The Coast Guard Manned USS Serpens AK-97 Commemorative Website
The USS SERPENS AK-97 was a United States Coast Guard manned World War II cargo [Liberty] ship. Late in the evening on January 29, 1945 the Serpens was anchored off Lunga Beach, Guadalcanal, Solomon Islands hurriedly loaded depth charges (350 pound Torpex Depth Bombs, MK 54's), preparing for the Battle of Okinawa. While the Commanding Officer, Perry L. Stinson, and Lt. John R. Clark, and six enlisted men were ashore, the "Sea Serpens" suddenly exploded. 193 Coast Guard crewmen, 56 Army stevedores from the US Army 231st Company 492nd Port Battalion, and
Dr. Harry Levin,
a US Public Health Service physician were killed in the explosion. This event remains the single largest loss of life in the history of the United States Coast Guard. This website is set in place to honor the men fallen in the tragic loss of the USS Serpens, and all those who served aboard her.
The incident was attributed to enemy action but a court of inquiry later determined that the cause of the explosion could not be established from the remaining evidence and by 1949, the Navy noted that the loss was not due to enemy action but due to an "accident intrinsic to the loading process." The dead were initially buried at the Army, Navy and Marine Corps Cemetery at Guadalcanal. Their remains were later exhumed and taken to Arlington National Cemetery where they were interred on 15 June 1949. A large monument in their honor was erected over the grave site and dedicated on 16 November 1950.

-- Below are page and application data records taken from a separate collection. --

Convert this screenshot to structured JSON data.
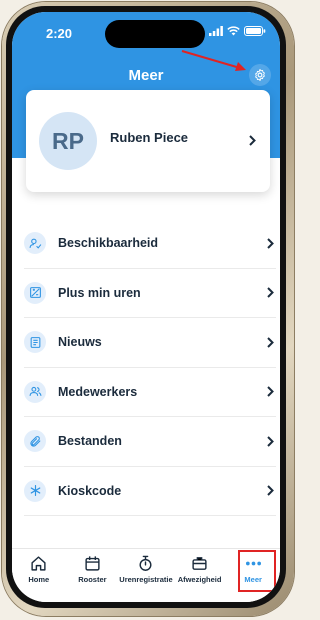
{
  "status_bar": {
    "time": "2:20"
  },
  "header": {
    "title": "Meer"
  },
  "profile": {
    "initials": "RP",
    "name": "Ruben Piece"
  },
  "menu": {
    "items": [
      {
        "label": "Beschikbaarheid",
        "icon": "person-check-icon"
      },
      {
        "label": "Plus min uren",
        "icon": "plus-minus-icon"
      },
      {
        "label": "Nieuws",
        "icon": "newspaper-icon"
      },
      {
        "label": "Medewerkers",
        "icon": "people-icon"
      },
      {
        "label": "Bestanden",
        "icon": "paperclip-icon"
      },
      {
        "label": "Kioskcode",
        "icon": "asterisk-icon"
      }
    ]
  },
  "tabbar": {
    "tabs": [
      {
        "label": "Home",
        "icon": "home-icon"
      },
      {
        "label": "Rooster",
        "icon": "calendar-icon"
      },
      {
        "label": "Urenregistratie",
        "icon": "stopwatch-icon"
      },
      {
        "label": "Afwezigheid",
        "icon": "briefcase-icon"
      },
      {
        "label": "Meer",
        "icon": "more-dots-icon",
        "active": true
      }
    ]
  },
  "colors": {
    "accent": "#2f94e3",
    "text": "#1b2b3c",
    "highlight": "#e02424"
  }
}
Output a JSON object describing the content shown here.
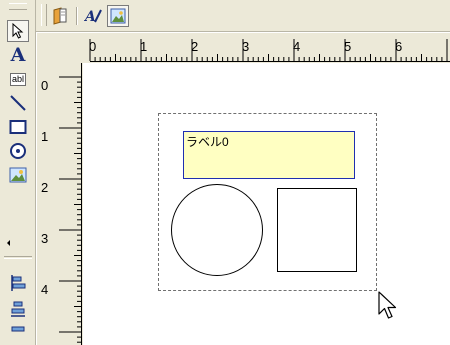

Be on the lookout. We are looking for the family of SN1 James Victor Cote. This picture is taken from the 1944 Auckland, New Zealand Christmas Party. Any and all information would be greatly appreciated. Contact the webmaster Michael Zumbach if you have any information.
Auckland Christmas Party.
USS Serpens AK-97 Disaster - The largest loss in USCG History
The force of the explosion was so great that it killed a U.S. Army soldier who was ashore. Only two sailors aboard survived the incident. The cause of the explosion was never completely determined. The loss of the USS SERPENS AK-97 was the largest single disaster ever suffered by the United States Coast Guard. This website has been created to honor the men that served on the USS SERPENS AK-97 and all veterans that served during World War II. My Grandfather, the Supply Officer LTJG William Carber was that transferred off the Serpens ten days before the ship exploded and sank. I was told this story when I was much younger, this site continues to be my tribute to all that served aboard the ship.
US Coast Guard Manned USS Serpens AK-97 Explosion - An Eyewitness Account
Eyewitness Account: "As we headed our personnel boat shoreward the sound and concussion of the explosion suddenly reached us, and, as we turned, we witnessed the awe-inspiring death drams unfold before us. As the report of screeching shells filled the air and the flash of tracers continued, the water splashed throughout the harbor as the shells hit. We headed our boat in the direction of the smoke and as we came into closer view of what had once been a ship, the water was filled only with floating debris, dead fish, torn life jackets, lumber and other unidentifiable objects. The smell of death, and fire, and gasoline, and oil was evident and nauseating. This was sudden death, and horror, unwanted and unasked for, but complete."
The Long Blue Line Disrupted: USS Serpens (AK-97) and the Largest Loss of Life in US Coast Guard History
The story of USS Serpens (AK-97)is an important chapter in Coast Guard history - the most tragic loss of life in the more than 220 years of Coast Guard service to the United States. Contained within these pages is the official ship's War Diary along with some 200 personal letters sent from Serpens' crew to their friends and loved ones waiting for them to return home. On 29 January 1945, while sitting off Guadalcanal, Serpens exploded. Of the roughly 250 crew and Army stevedores on board at the time, only two Coastguardsmen survived. While this is the story of ship and crew, the final chapter still needs to be written - the awarding of the Purple Heart. It was awarded, the two who survived and several families of those killed received them, and then through misstep or miscommunication, the medal was rescinded. This is not acceptable.
To to order a copy of the book, or purchase the challenge coins, contact the author, Robert Breen directly at 941.234.6132 or via email at: firstname.lastname@example.org.